Perhaps the IMDb Comment by a writer from Tel Aviv is wisest in saying that this "Chronicle" is "highly recommended" because there are moments of "brilliance" but also cautions that "the film does not flow and never really follows a set rhythm." (No doubt other Israelis would also find the IDF buffooneries funny -- this one calls Suleiman's Israeli soldiers "dumb and dumber.") American Jewish viewers, sometimes more extreme, have considered it an affront that a filmmaker who designates himself as Palestinian should set a movie in Jerusalem -- as if by doing so he were claiming Israeli territory. In fact Palestinians do live in Jerusalem, as they long have.

Simplistically pro-Israeli US viewers may have trouble with the fact that Suleiman's "terrorist" is a woman whose strapped-on bomb tripwires set off nothing more than a fireworks display, and whose derailing of IDF patrols by speaking Hebrew with a good accent into a found walkie-talkie is nothing but an absurdist practical joke. (Her good Hebrew doesn't enable her to rent an Israeli-owned flat, even over the phone; once they hear her name, they reject her.) Other tools of terrorism such as hand grenades turn out to be merely cigarette lighters; viewers of "Divine Intervention" will recall the hospital where everyone constantly smokes, even patients on IV's.

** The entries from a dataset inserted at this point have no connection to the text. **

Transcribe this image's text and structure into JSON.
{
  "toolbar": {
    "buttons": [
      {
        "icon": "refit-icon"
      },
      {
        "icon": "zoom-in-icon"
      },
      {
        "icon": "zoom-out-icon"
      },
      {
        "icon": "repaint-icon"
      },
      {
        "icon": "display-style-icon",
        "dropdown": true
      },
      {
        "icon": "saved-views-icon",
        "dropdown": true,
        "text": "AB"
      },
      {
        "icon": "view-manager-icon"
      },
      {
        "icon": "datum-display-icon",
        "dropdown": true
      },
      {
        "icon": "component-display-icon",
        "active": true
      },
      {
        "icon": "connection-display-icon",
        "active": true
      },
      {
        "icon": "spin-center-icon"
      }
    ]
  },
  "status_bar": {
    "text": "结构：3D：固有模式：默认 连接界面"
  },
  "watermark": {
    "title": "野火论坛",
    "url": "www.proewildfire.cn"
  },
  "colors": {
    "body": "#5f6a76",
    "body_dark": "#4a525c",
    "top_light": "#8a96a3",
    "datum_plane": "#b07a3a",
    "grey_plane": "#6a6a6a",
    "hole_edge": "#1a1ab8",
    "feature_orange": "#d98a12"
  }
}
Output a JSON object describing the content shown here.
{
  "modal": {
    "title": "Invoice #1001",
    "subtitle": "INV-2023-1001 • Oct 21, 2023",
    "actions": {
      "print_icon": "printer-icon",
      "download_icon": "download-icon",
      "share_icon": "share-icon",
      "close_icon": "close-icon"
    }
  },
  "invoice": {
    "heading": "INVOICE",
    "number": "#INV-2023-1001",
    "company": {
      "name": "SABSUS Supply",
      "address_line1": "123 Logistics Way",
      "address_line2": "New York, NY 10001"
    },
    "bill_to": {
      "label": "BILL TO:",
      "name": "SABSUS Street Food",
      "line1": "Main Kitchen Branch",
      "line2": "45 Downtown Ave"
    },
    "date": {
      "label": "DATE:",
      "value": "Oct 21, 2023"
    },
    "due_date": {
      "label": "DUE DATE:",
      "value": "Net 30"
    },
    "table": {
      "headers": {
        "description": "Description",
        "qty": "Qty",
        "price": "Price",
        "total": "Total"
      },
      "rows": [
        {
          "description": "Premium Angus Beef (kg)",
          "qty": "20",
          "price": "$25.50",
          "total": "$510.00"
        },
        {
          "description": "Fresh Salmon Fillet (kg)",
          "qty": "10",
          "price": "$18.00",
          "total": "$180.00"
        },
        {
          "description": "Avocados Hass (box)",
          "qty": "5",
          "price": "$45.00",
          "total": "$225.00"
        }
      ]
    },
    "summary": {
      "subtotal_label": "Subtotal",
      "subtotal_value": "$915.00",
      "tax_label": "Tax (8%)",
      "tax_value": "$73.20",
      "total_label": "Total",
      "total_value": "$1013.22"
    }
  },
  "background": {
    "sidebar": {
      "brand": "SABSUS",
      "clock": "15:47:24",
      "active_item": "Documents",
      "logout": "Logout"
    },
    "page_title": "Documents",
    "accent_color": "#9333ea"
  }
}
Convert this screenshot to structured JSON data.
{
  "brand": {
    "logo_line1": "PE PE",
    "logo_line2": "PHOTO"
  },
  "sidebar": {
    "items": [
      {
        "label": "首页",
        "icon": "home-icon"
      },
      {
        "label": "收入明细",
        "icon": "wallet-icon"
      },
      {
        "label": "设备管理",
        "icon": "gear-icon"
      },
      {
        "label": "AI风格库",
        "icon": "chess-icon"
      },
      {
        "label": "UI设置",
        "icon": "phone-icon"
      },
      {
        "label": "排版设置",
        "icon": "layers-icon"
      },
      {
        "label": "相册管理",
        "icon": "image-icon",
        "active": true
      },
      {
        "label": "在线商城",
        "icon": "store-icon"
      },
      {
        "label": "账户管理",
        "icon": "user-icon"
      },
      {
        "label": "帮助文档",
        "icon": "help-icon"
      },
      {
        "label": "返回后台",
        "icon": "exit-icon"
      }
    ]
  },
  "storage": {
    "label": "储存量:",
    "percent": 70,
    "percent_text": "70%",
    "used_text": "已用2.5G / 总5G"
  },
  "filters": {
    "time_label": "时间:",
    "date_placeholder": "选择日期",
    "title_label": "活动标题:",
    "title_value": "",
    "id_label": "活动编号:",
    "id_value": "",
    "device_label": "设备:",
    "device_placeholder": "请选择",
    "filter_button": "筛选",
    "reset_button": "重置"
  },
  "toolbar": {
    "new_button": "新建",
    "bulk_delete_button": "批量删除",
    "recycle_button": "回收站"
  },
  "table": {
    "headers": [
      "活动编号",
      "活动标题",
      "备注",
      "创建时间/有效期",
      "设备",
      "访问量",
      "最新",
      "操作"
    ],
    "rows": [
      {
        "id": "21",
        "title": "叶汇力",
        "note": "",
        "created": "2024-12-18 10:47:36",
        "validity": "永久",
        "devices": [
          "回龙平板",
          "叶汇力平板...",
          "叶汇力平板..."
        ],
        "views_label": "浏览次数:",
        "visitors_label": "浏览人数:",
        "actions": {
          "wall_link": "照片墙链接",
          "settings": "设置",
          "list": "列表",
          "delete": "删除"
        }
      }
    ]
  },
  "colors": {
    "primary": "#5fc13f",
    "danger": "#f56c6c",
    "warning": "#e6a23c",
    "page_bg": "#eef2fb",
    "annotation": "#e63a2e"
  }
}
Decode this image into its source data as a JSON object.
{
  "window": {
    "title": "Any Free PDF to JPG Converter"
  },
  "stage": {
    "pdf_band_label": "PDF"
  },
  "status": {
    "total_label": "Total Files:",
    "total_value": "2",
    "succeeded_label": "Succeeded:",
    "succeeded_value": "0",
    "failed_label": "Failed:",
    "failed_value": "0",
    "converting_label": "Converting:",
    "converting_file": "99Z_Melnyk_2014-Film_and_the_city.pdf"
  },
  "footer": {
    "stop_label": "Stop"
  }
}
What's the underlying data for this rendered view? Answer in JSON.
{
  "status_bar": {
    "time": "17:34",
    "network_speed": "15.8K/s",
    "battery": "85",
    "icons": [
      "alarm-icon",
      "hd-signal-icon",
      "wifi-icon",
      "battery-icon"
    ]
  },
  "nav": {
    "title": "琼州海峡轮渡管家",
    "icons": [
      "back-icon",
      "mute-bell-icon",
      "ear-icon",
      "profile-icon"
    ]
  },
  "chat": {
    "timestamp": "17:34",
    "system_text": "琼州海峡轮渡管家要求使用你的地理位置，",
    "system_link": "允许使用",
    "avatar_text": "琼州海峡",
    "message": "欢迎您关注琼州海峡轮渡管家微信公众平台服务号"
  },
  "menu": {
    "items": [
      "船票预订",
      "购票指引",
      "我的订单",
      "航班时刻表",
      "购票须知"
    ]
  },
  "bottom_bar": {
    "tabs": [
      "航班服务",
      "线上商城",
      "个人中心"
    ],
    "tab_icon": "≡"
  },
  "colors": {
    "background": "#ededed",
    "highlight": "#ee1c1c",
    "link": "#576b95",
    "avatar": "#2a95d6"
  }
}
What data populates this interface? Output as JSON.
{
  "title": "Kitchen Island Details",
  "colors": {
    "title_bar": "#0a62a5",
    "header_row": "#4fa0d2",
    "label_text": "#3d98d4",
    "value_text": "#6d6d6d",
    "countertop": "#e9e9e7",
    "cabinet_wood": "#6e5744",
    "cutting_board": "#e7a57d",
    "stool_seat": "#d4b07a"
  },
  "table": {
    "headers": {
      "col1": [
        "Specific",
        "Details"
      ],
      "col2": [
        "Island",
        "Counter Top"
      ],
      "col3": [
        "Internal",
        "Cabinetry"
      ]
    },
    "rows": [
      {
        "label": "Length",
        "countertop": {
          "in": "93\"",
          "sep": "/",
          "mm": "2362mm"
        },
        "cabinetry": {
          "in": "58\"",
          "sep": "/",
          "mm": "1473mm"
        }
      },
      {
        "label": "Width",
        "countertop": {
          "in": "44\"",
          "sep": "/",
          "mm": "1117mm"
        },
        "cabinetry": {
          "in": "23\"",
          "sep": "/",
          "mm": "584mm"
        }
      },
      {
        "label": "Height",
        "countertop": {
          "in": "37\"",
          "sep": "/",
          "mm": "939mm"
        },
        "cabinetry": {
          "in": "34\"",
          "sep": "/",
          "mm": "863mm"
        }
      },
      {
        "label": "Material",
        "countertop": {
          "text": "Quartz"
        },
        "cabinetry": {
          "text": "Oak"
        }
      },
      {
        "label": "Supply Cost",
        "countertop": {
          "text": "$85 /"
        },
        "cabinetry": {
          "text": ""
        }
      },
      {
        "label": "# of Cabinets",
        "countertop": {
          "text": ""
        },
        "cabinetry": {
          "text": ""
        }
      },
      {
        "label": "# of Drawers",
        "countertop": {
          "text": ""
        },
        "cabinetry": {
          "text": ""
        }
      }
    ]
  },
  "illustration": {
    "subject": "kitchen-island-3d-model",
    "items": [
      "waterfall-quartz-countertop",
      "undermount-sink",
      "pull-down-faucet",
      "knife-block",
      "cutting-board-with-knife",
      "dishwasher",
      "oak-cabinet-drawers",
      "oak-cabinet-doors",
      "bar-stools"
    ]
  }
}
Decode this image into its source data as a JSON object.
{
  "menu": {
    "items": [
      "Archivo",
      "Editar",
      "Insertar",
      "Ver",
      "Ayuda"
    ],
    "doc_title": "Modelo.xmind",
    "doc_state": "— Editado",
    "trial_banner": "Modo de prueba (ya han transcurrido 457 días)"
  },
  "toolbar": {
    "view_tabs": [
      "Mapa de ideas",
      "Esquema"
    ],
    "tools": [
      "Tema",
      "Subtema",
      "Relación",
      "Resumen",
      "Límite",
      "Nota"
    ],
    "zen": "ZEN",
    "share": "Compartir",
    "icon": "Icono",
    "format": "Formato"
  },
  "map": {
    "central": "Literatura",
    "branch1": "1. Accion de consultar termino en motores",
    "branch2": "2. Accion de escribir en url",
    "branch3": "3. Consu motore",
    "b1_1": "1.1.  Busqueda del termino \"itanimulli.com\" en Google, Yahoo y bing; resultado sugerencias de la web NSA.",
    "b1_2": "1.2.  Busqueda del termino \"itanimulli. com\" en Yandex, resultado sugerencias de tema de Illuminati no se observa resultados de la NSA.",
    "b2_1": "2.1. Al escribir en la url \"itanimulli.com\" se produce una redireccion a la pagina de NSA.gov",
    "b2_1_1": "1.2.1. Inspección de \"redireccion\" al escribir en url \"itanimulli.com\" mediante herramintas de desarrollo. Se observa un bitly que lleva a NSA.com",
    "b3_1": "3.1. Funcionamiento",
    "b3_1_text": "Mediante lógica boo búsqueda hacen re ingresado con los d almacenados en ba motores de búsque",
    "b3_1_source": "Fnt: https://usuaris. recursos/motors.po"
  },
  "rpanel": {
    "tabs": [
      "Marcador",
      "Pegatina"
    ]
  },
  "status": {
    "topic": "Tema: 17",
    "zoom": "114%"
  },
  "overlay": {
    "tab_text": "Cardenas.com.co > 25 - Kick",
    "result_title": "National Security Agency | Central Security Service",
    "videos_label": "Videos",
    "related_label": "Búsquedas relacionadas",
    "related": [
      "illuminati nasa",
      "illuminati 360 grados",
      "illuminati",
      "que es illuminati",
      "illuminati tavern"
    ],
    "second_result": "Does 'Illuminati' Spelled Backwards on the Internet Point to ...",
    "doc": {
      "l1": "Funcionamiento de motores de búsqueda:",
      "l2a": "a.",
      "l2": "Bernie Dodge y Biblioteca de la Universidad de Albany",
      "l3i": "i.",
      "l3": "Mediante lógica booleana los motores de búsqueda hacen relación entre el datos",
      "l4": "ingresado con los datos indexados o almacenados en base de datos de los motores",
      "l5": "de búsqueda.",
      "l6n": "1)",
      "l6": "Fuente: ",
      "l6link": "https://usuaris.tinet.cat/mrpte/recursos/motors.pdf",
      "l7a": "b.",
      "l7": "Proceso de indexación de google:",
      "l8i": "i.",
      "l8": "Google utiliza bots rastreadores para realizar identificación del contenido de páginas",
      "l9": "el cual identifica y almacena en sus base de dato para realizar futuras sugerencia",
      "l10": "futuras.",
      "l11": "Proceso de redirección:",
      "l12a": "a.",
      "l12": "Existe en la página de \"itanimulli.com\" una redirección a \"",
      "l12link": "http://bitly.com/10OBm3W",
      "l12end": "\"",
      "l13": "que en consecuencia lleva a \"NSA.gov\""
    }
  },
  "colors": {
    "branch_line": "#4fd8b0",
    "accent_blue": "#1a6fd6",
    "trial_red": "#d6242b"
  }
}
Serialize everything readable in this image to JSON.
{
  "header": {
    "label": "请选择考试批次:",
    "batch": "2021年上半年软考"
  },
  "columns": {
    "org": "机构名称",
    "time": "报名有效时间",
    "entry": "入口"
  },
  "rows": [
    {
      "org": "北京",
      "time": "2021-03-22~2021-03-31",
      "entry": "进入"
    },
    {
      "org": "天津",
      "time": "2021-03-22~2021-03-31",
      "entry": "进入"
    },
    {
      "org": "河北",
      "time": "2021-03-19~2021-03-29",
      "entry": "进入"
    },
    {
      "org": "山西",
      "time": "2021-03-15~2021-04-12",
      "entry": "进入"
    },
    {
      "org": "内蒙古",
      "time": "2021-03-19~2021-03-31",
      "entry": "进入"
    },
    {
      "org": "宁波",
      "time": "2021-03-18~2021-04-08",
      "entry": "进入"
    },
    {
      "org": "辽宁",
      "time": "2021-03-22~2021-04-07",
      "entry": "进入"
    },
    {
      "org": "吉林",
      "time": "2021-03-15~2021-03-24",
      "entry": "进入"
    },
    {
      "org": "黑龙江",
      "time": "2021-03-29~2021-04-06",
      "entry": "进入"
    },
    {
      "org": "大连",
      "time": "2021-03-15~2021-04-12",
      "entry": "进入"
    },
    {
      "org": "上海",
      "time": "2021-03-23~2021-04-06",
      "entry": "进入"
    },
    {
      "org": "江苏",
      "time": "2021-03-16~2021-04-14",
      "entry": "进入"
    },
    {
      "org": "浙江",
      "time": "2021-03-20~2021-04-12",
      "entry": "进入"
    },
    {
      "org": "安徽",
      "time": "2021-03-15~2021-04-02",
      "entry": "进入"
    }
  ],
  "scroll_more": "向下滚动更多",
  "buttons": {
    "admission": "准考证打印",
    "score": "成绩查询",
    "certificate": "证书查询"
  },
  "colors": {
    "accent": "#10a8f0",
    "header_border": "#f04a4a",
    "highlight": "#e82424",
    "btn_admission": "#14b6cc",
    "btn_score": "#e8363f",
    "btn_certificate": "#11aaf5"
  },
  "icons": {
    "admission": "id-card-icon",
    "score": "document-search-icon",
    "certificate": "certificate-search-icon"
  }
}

Efforts to pigeonhole Suleiman are clumsy. This is, however misleading the title, the chronicle of a disappearance: Suleiman is an invisible man, like Ralph Ellison's African American, who does not exist and has no voice in the place of his birth. Suleiman's world is one in which people are powerless. His chief weapon is wry humor.

The film appeals only to a small audience, and even they have reservations: but from this first effort Suleiman has staked out a special aesthetic, technical, stylistic corner of the cinematic world in as distinctly his own, and for that he deserves full credit.


Watched on a Fox Lorber-released videotape. I reviewed "Divine Intervention" during its original US theatrical release and you can find my comments on my personal website as well as here.

16 of 18 people found this review helpful.  Was this review helpful to you? | Report this
Review this title | See all 8 user reviews »

Contribute to This Page

Stream Comedy Titles With Prime Video

Explore popular comedy titles available to stream with Prime Video.

Start your free trial

Recently Viewed